In this Wednesday, Sept. 26, 2012 photo, members of Indonesian police anti-terror 

In this Wednesday, Sept. 26, 2012 photo, members of Indonesian police anti-terror unit Special Detachment 88 move into positions as they prepare for a raid in Solo, Central Java, Indonesia. Ten years after terrorist attacks at two Bali nightclubs killed more than 200 people, mostly foreign tourists, Indonesia has won international praise for its counterterrorism efforts. Militant organizations have been fractured and many of their charismatic leaders have been killed or jailed. But an Associated Press analysis shows the number of strikes within the country has actually gone up, especially since 2010, when radical imams called on their followers to focus on domestic targets rather than Westerners. The more recent attacks have been conducted with less expertise, and the vast majority of victims have been Indonesians. (AP Photo)

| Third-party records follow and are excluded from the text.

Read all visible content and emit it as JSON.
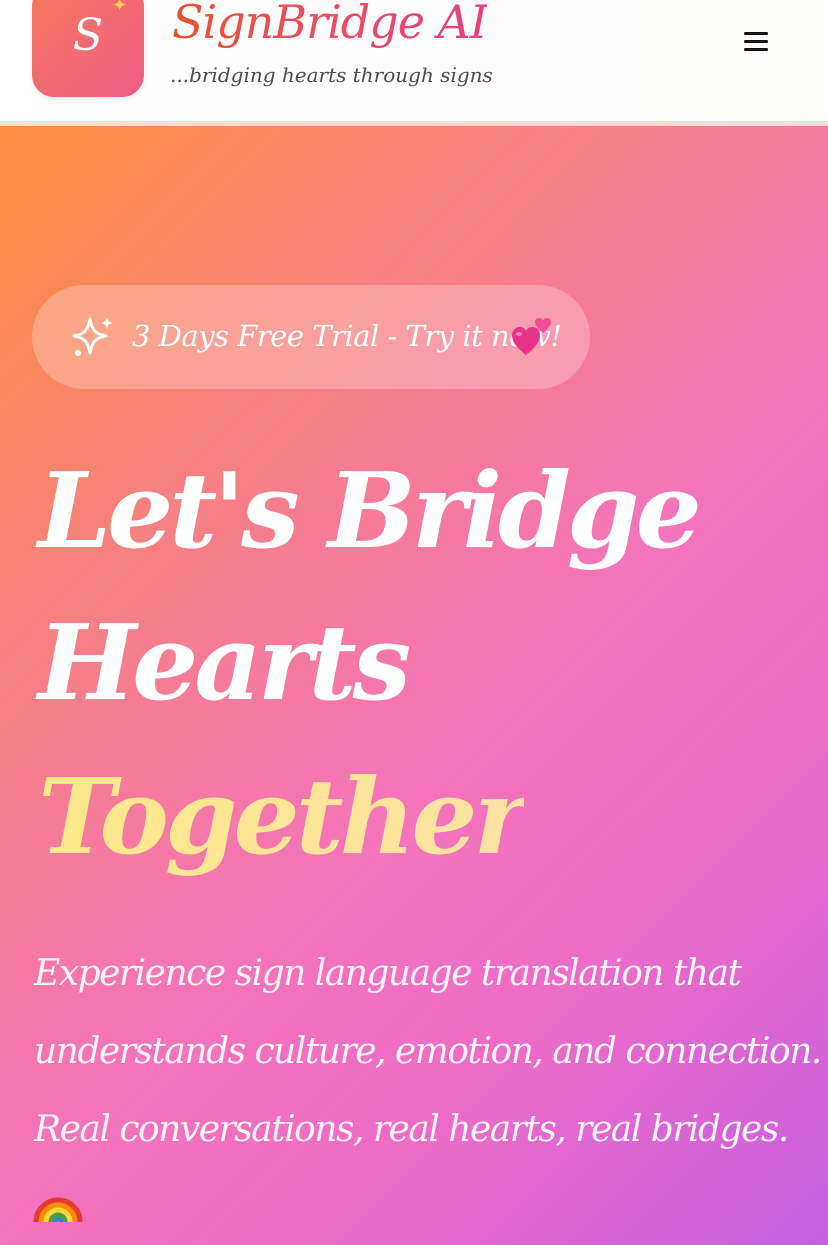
{
  "header": {
    "logo_letter": "S",
    "brand_name": "SignBridge AI",
    "tagline": "...bridging hearts through signs",
    "menu_icon": "hamburger-menu-icon"
  },
  "hero": {
    "trial_badge": {
      "icon": "sparkle-icon",
      "text": "3 Days Free Trial - Try it now!",
      "emoji": "two-hearts-emoji"
    },
    "headline": {
      "line1": "Let's Bridge",
      "line2": "Hearts",
      "line3": "Together"
    },
    "subtext": {
      "line1": "Experience sign language translation that",
      "line2": "understands culture, emotion, and connection.",
      "line3": "Real conversations, real hearts, real bridges."
    },
    "rainbow_icon": "rainbow-emoji"
  },
  "colors": {
    "brand_orange": "#e8542f",
    "brand_pink": "#e4407f",
    "hero_start": "#fb8e3c",
    "hero_mid": "#f474ba",
    "hero_end": "#c55fe0",
    "headline_accent": "#fbe98a"
  }
}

Associated Press
In this Wednesday, Sept. 26, 2012 photo, members of Indonesian police anti-terror unit Special Detachment 88 move into positions as they prepare for a raid in Solo, Central Java, Indonesia. Ten years after terrorist attacks at two Bali nightclubs killed more than 200 people, mostly foreign tourists, Indonesia has won international praise for its counterterrorism efforts. Militant organizations have been fractured and many of their charismatic leaders have been killed or jailed. But an Associated Press analysis shows the number of strikes within the country has actually gone up, especially since 2010, when radical imams called on their followers to focus on domestic targets rather than Westerners. The more recent attacks have been conducted with less expertise, and the vast majority of victims have been Indonesians. (AP Photo)
View Comments